Mistakes Best Lessons Dale Turner QuoteLesson 1:  Don’t be an Ostrich

Ignoring your financial problems and acting like an ostrich putting its head in the sand will only make your situation worse.  Wishful thinking is not a money management strategy.  I know from experience that it is so easy to ignore the rising balances on credit cards, the dwindling (or non-existent) savings account, and the cash that disappears faster than you can stash it in your wallet.  However, ignoring your money management and debt problems will not magically make them go away.  In fact, ignoring the problem is guaranteed to cost you additional money as you thoughtlessly spend, squandering money on consumerism and on interest payments.  It can be overwhelming and seriously intimidating to take charge of your finances, but the rewards are worth it!  The hardest part is getting started – from there you take it one step at a time.

 

 

Lesson 2:  Take Baby Steps

My biggest lesson in money management has been that I need to take baby steps.  I did not overcome my financial mess through making just one change.  I could not change my spending and money management habits overnight – I had to take it one step at a time and I recommend this approach to anyone just getting started.  Begin by organizing your financial papers and getting an overview of your current accounts, balances, interest rates, and recurring bills.  Set up a system to track your spending and then create a budget.  If you are like me and find budgeting overwhelming at first, then don’t focus as much on long term goals or try to change cold turkey.  Instead, set multiple short-term goals.  Maybe put $100 extra per month towards your debt, or start transferring $25 every paycheck straight into savings.  Go from eating out three times a week to eating out only twice a week.  Every couple of months reevaluate where you are and where you want to be.
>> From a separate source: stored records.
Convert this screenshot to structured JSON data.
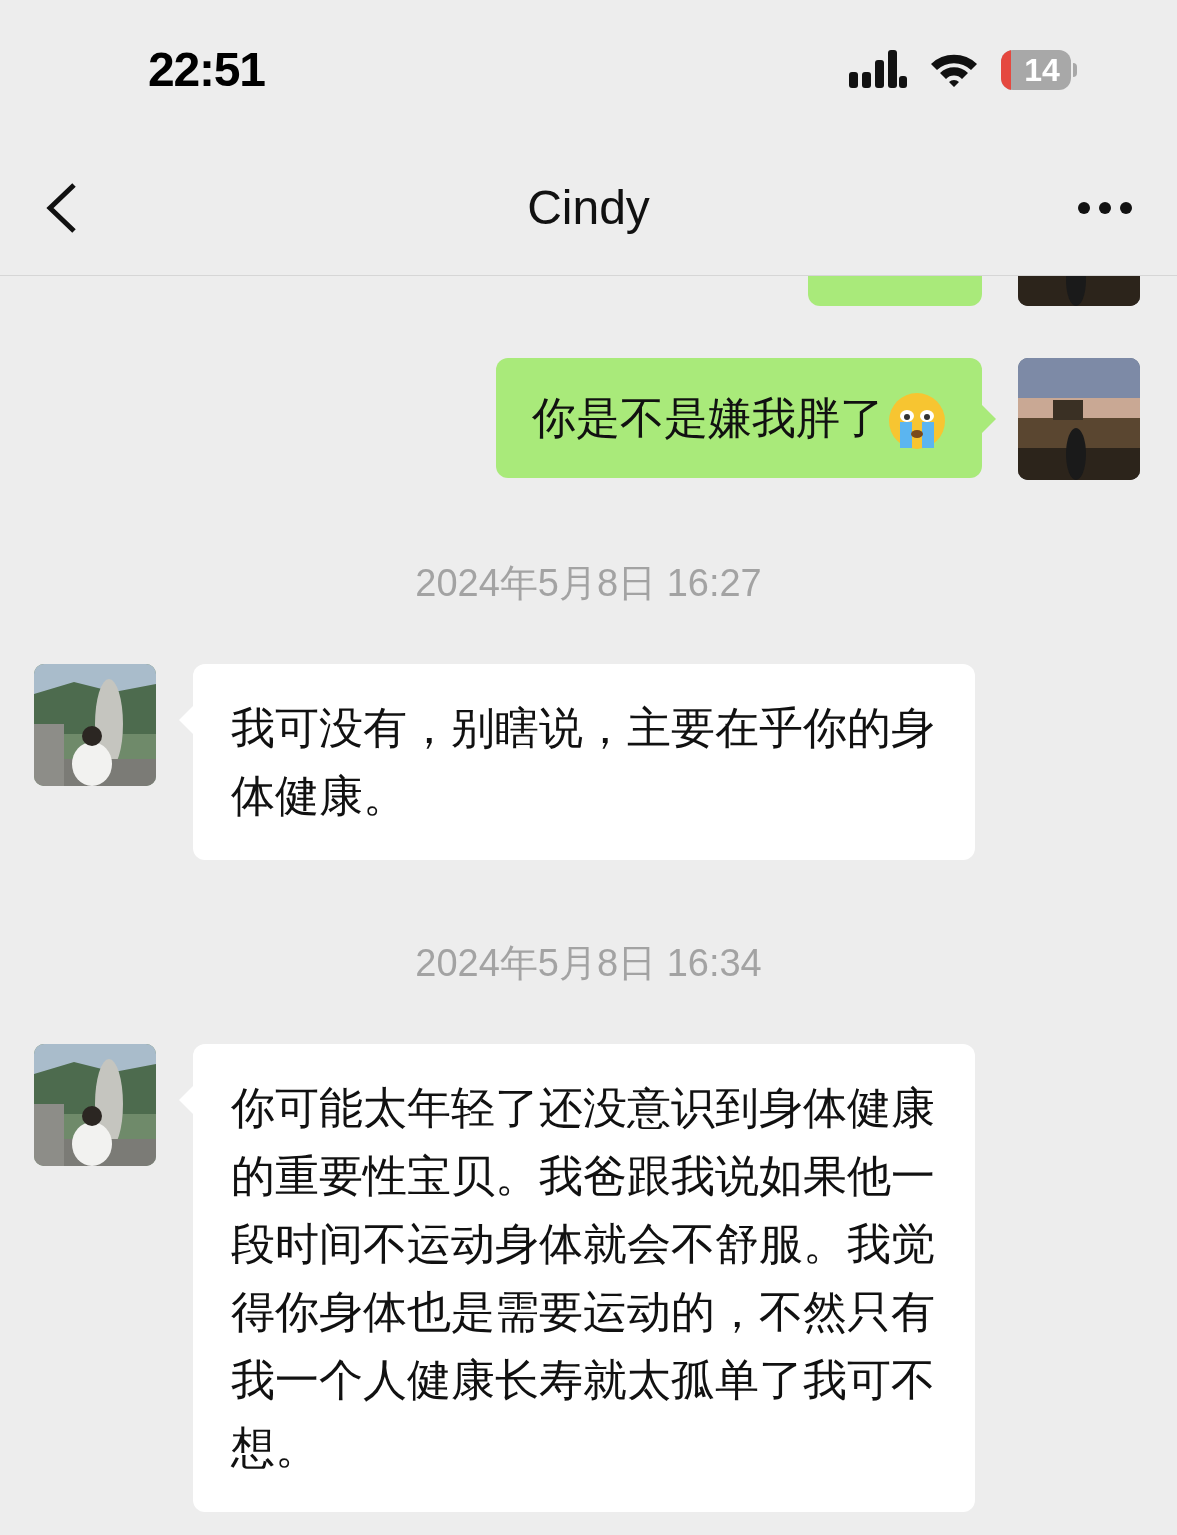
{
  "status_bar": {
    "time": "22:51",
    "battery": "14"
  },
  "header": {
    "title": "Cindy"
  },
  "items": [
    {
      "kind": "sent",
      "cut": true
    },
    {
      "kind": "sent",
      "text": "你是不是嫌我胖了",
      "emoji": true
    },
    {
      "kind": "timestamp",
      "text": "2024年5月8日 16:27"
    },
    {
      "kind": "received",
      "text": "我可没有，别瞎说，主要在乎你的身体健康。"
    },
    {
      "kind": "timestamp",
      "text": "2024年5月8日 16:34"
    },
    {
      "kind": "received",
      "text": "你可能太年轻了还没意识到身体健康的重要性宝贝。我爸跟我说如果他一段时间不运动身体就会不舒服。我觉得你身体也是需要运动的，不然只有我一个人健康长寿就太孤单了我可不想。"
    }
  ]
}
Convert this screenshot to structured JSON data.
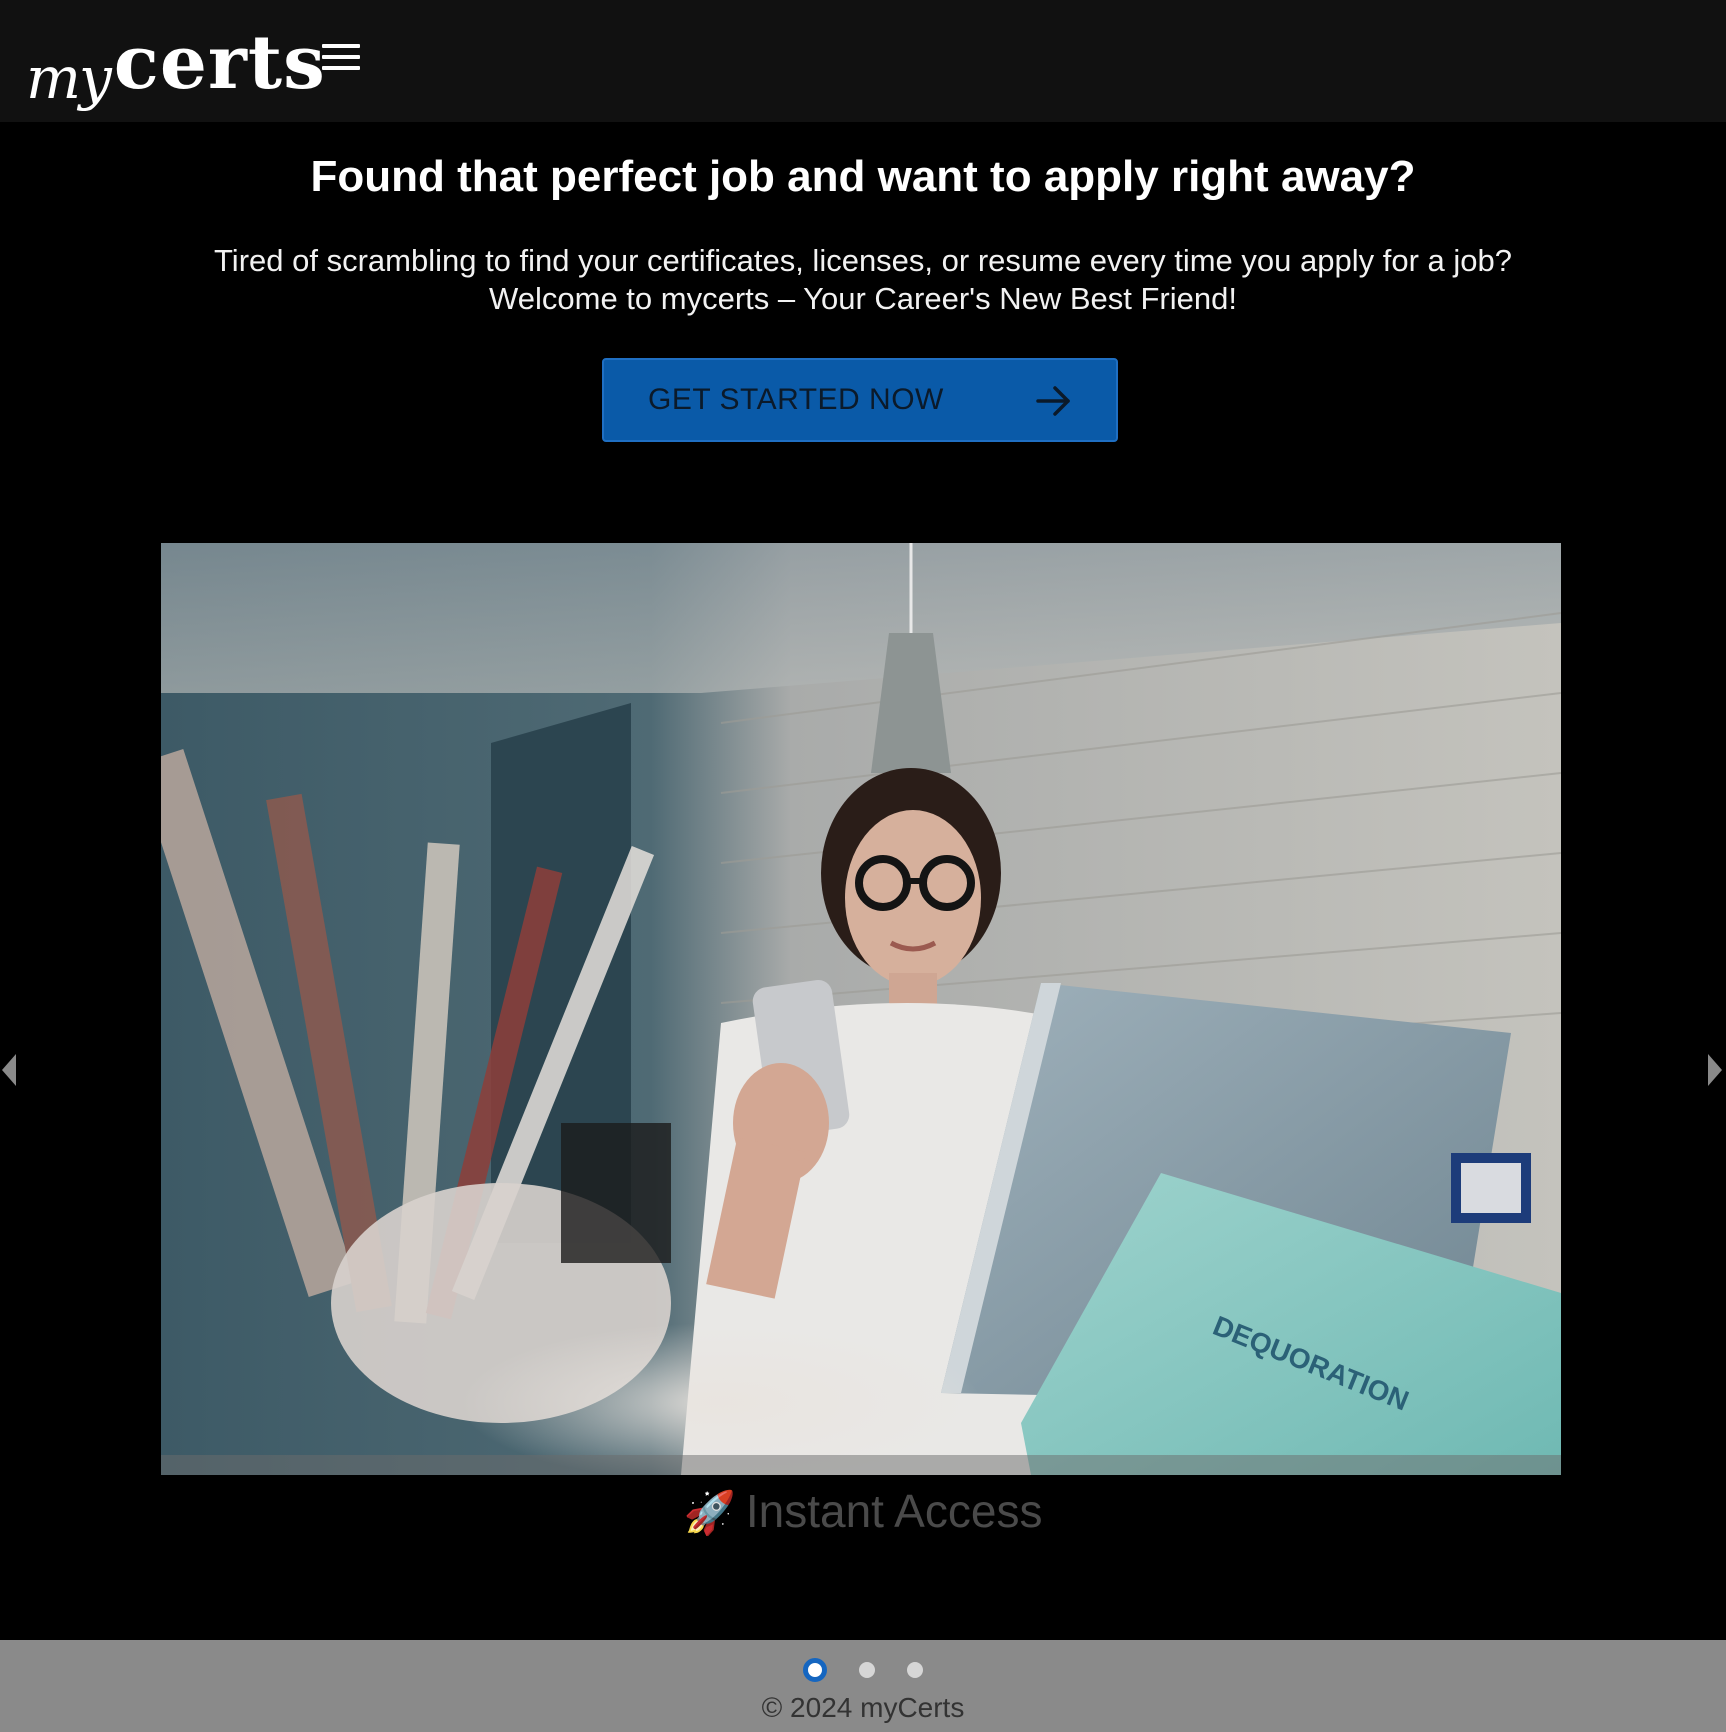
{
  "header": {
    "logo_script": "my",
    "logo_bold": "certs",
    "menu_icon": "hamburger-menu-icon"
  },
  "hero": {
    "title": "Found that perfect job and want to apply right away?",
    "subtitle_line1": "Tired of scrambling to find your certificates, licenses, or resume every time you apply for a job?",
    "subtitle_line2": "Welcome to mycerts – Your Career's New Best Friend!",
    "cta_label": "GET STARTED NOW",
    "cta_icon": "arrow-right-icon"
  },
  "carousel": {
    "prev_icon": "caret-left-icon",
    "next_icon": "caret-right-icon",
    "active_index": 0,
    "slides": [
      {
        "icon": "🚀",
        "caption": "Instant Access"
      }
    ],
    "dot_count": 3
  },
  "footer": {
    "copyright": "© 2024 myCerts"
  },
  "colors": {
    "header_bg": "#111111",
    "page_bg": "#000000",
    "cta_bg": "#0a5aa8",
    "footer_bg": "#8a8a8a",
    "active_dot": "#1566c0"
  }
}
When setting your goals, really get to know yourself.  Maybe you could go cold turkey and switch from buying your lunch every day to brown bagging it daily.  But, maybe you can’t resist the latest bestseller or are a compulsive clothes shopper.  Allow yourself some small luxuries, but slowly rein them in until they are in line with a spending level that fits within your income and financial goals.  It will be easier to stick to your changes long-term if they are made gradually and realistically.

Rock Bottom JK Rowling Quote

Fast Forward to Now

It has been almost 6 years since my rock bottom moment.  I am still a single mom and have a wonderfully funny and happy little boy who is the light of my life.  I paid off all of my credit card debt, bought and paid off a car, and bought a house.  I also returned to school and earned my MBA.  I do still have some student loan debt.  As a single income household living on one modest salary and paying the high cost of childcare, I still have to manage my money carefully, but I am able to meet my current needs and am planning for the future.

I am glad that I experienced my rock bottom moment and had a serious financial wake-up call.  If I had not hit rock bottom, I may have continued drifting financially.  The benefit of getting serious about my finances is that I now have a financial plan.  I still create a monthly budget and track my spending.  I believe in being intentional with my finances.  I have a limited supply of money and unlimited choices of how to use that money.  Each choice I make involves trade-offs.  My philosophy is to find the way to maximize my money such that I use money in ways that add real value to my life and limit using money in ways that do not add value to my life.  My emergency savings account adds value to my life because it provides security and peace of mind.  Saving money for retirement adds value to my life because it also provides peace of mind and allows me to dream of the day that I can retire.  I don’t spend a lot of money on clothes or electronics because I prefer to spend money on travel and restaurants.  My financial plan provides security and direction for my financial life.

 

Have you experienced a financial rock bottom moment?  What financial lessons did you learn?  If you have a financial plan, do you think it has saved you from having a rock bottom moment?

I’d love to hear your experiences and lessons.  Please share in the comments section.